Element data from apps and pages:
>>>>

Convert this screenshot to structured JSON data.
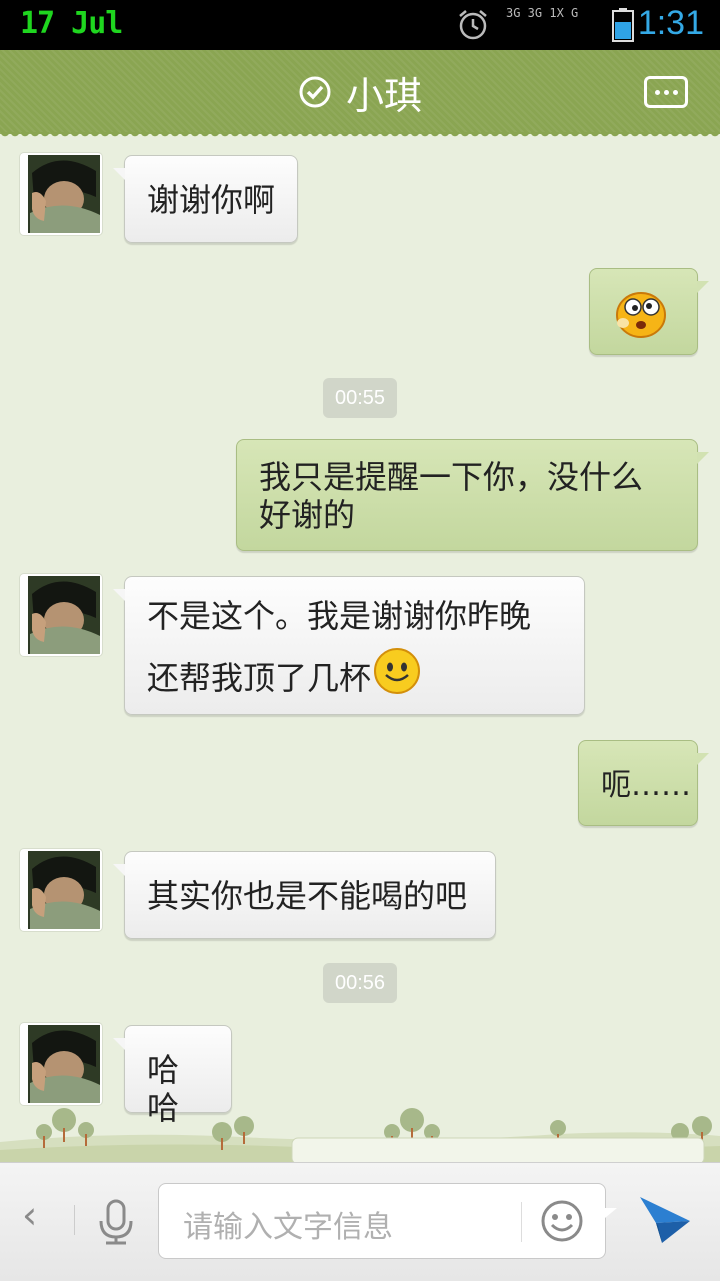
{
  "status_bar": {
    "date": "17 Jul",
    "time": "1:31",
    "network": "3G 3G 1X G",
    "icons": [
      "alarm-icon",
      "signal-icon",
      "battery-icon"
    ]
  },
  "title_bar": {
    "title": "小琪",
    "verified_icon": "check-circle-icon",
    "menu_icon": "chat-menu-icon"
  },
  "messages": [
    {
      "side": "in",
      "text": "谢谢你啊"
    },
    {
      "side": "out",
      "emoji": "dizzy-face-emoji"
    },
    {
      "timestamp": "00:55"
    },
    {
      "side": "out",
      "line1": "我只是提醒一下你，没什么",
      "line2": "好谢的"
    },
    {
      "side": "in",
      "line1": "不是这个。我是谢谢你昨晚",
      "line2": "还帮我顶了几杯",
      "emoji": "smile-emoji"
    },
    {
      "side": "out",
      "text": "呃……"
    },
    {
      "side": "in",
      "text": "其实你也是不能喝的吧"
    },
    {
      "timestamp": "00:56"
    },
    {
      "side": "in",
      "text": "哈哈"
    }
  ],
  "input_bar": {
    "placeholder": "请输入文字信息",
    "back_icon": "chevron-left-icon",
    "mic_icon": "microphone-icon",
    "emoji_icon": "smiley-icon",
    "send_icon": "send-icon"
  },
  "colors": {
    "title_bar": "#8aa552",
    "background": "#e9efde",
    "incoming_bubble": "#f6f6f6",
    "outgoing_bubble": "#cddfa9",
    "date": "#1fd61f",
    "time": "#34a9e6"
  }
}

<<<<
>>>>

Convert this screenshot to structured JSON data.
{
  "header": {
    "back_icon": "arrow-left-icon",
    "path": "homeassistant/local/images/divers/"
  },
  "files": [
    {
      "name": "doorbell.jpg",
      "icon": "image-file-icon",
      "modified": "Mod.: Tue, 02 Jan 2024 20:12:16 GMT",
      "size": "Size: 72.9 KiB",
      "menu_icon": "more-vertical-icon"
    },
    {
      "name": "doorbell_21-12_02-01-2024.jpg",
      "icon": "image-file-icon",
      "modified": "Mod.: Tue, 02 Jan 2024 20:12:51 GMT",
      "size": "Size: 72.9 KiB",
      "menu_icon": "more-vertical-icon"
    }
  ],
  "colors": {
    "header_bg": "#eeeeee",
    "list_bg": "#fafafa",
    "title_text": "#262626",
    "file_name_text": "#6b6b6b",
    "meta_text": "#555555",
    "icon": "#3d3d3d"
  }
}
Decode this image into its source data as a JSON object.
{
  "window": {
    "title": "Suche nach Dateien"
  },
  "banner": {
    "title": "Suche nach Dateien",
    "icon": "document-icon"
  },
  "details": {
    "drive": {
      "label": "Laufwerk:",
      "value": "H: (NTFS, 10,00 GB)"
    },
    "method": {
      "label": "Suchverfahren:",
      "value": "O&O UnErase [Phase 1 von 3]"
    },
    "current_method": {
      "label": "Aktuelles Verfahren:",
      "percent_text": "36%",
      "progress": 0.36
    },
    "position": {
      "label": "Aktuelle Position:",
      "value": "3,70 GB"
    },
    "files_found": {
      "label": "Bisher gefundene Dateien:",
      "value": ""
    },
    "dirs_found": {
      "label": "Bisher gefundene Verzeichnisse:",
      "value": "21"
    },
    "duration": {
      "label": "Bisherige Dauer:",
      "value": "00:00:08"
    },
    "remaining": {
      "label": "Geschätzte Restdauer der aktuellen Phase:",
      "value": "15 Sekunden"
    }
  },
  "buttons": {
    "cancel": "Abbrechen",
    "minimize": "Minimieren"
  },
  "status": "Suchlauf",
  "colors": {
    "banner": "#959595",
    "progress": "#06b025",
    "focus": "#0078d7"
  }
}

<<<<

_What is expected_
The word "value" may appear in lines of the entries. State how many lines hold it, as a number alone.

_Result of the task_
7